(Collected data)
_ _ _
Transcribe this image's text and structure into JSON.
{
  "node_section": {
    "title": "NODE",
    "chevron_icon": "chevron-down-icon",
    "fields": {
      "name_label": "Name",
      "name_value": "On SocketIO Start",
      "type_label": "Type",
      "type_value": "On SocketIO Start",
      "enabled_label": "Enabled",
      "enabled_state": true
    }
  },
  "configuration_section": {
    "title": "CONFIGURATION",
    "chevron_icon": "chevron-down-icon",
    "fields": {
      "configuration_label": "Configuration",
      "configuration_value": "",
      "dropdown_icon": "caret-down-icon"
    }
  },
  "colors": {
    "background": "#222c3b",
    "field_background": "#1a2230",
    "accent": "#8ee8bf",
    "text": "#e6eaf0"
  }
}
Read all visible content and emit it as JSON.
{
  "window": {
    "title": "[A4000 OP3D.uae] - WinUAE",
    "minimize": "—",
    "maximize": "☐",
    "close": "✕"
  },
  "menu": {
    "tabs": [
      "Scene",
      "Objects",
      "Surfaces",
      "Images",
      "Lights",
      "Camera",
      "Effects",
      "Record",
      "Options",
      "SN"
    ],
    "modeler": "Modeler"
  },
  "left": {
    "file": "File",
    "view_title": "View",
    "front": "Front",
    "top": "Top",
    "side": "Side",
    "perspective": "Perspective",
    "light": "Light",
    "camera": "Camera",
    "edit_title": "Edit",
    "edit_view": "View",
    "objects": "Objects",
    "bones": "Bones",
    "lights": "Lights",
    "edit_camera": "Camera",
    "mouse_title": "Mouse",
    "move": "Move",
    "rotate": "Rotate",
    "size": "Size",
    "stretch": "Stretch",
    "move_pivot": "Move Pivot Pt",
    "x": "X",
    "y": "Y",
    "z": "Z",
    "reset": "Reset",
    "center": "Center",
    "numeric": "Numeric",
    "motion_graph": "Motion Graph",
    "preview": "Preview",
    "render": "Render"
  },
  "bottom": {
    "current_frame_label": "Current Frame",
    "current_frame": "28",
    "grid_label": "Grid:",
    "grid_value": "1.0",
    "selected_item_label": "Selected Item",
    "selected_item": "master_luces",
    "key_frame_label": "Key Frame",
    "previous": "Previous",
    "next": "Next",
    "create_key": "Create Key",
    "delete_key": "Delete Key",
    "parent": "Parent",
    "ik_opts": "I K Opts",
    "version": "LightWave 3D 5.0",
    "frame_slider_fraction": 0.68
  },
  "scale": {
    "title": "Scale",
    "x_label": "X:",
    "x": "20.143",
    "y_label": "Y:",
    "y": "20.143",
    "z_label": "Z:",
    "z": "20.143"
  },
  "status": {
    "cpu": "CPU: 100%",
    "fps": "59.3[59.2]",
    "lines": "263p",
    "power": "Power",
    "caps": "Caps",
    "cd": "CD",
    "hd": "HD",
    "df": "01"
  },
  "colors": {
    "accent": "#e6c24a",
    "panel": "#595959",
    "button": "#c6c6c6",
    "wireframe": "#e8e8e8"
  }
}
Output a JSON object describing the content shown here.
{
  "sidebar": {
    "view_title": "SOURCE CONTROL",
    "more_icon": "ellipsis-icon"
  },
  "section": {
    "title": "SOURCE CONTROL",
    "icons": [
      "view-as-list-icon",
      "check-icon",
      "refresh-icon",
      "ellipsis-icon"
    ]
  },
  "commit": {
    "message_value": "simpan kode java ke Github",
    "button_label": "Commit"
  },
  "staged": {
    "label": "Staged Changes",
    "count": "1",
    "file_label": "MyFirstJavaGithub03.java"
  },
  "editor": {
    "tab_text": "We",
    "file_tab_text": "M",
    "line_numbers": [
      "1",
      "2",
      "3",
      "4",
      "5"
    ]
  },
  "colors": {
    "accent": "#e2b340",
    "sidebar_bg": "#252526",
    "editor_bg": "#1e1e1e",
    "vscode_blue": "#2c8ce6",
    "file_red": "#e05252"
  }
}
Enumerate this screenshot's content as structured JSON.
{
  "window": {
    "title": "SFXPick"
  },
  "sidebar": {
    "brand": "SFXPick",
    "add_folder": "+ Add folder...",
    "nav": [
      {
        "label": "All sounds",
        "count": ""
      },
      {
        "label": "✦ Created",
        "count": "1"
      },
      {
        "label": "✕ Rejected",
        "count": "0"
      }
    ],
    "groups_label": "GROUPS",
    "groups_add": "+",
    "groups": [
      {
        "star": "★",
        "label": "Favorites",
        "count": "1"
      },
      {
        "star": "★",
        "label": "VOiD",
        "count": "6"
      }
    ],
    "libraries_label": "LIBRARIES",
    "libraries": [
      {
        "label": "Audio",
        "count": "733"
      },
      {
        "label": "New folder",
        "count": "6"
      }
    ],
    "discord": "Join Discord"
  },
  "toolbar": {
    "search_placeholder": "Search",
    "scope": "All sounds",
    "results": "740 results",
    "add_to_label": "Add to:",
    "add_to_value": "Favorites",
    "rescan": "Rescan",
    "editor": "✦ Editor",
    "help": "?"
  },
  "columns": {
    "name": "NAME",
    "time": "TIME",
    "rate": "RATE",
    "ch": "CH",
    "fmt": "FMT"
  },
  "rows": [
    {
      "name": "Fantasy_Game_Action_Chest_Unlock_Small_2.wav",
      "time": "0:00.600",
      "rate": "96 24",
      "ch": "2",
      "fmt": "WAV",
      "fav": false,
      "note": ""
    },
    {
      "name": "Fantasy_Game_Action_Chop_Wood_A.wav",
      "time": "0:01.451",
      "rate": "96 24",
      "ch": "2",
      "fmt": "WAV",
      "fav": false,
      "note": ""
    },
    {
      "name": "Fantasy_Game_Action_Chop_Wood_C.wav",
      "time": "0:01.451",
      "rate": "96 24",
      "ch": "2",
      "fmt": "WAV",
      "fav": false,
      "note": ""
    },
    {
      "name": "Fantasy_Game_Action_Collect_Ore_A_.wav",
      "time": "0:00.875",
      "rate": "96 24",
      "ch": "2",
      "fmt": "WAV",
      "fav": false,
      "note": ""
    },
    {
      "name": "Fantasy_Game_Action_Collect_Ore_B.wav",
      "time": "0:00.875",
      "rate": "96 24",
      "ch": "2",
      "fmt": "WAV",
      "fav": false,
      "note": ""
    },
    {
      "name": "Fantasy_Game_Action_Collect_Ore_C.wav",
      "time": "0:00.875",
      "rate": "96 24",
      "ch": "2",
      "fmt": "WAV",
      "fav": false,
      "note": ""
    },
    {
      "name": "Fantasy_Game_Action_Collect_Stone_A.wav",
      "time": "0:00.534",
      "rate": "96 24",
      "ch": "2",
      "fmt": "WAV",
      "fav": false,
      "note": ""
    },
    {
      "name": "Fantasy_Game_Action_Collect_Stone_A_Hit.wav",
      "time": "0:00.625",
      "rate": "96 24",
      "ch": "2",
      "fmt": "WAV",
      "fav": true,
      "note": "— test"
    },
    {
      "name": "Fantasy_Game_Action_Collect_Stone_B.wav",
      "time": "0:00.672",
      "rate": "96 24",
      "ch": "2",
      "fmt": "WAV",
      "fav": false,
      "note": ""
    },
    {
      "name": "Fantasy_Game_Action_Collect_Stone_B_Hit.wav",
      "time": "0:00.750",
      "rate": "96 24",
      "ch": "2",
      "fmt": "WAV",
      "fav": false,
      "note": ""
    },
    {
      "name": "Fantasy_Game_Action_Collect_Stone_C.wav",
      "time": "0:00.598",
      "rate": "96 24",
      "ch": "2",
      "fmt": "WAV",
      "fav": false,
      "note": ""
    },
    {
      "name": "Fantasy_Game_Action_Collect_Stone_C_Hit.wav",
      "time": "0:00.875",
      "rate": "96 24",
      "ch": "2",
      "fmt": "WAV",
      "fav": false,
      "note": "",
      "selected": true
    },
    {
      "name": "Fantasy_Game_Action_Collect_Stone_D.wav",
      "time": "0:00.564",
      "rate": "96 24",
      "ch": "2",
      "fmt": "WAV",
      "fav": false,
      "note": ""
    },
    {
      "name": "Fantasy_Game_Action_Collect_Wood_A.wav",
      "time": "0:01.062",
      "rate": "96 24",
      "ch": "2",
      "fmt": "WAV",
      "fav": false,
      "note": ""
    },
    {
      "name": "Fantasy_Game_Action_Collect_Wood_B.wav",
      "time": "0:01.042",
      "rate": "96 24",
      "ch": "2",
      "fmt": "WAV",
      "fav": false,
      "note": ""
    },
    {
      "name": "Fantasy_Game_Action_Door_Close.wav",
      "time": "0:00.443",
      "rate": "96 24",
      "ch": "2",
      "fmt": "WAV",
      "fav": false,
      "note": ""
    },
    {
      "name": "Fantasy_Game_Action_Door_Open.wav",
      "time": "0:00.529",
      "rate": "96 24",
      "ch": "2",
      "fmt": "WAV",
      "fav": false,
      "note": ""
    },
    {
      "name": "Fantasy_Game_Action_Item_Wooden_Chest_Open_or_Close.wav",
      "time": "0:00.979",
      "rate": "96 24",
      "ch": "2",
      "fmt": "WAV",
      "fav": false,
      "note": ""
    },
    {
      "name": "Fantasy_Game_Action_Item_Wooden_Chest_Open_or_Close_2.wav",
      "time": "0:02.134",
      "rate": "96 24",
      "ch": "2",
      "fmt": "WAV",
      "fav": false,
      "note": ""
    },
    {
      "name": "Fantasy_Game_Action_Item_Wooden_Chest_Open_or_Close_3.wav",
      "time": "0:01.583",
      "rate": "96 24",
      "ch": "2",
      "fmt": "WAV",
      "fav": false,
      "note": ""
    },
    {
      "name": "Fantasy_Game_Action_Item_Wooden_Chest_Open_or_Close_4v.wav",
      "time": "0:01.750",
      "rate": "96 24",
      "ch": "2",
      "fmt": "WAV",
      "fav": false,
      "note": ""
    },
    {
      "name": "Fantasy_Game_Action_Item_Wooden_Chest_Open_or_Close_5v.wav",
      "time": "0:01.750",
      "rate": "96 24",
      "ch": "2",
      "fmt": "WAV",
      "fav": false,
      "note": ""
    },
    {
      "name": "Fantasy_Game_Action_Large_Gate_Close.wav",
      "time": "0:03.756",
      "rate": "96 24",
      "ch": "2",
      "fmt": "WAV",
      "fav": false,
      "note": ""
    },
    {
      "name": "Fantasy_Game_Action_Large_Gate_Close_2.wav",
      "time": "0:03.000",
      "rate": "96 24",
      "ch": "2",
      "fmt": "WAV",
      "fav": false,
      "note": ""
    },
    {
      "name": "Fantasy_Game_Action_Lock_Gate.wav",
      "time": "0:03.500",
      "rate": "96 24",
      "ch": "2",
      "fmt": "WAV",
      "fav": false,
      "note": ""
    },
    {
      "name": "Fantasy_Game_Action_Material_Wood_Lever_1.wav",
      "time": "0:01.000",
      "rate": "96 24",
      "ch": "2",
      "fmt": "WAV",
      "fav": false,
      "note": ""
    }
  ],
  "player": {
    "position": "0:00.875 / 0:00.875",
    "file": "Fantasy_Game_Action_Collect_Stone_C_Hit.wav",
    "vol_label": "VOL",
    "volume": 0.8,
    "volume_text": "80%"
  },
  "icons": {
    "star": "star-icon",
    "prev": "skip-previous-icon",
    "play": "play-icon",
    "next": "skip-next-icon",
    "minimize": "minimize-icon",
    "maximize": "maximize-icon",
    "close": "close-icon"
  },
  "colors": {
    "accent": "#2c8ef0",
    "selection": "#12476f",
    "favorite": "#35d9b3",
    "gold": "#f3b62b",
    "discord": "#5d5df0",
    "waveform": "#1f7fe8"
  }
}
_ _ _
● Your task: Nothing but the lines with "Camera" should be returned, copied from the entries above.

● Solution to this problem:
      "Camera",
    "camera": "Camera",
    "edit_camera": "Camera",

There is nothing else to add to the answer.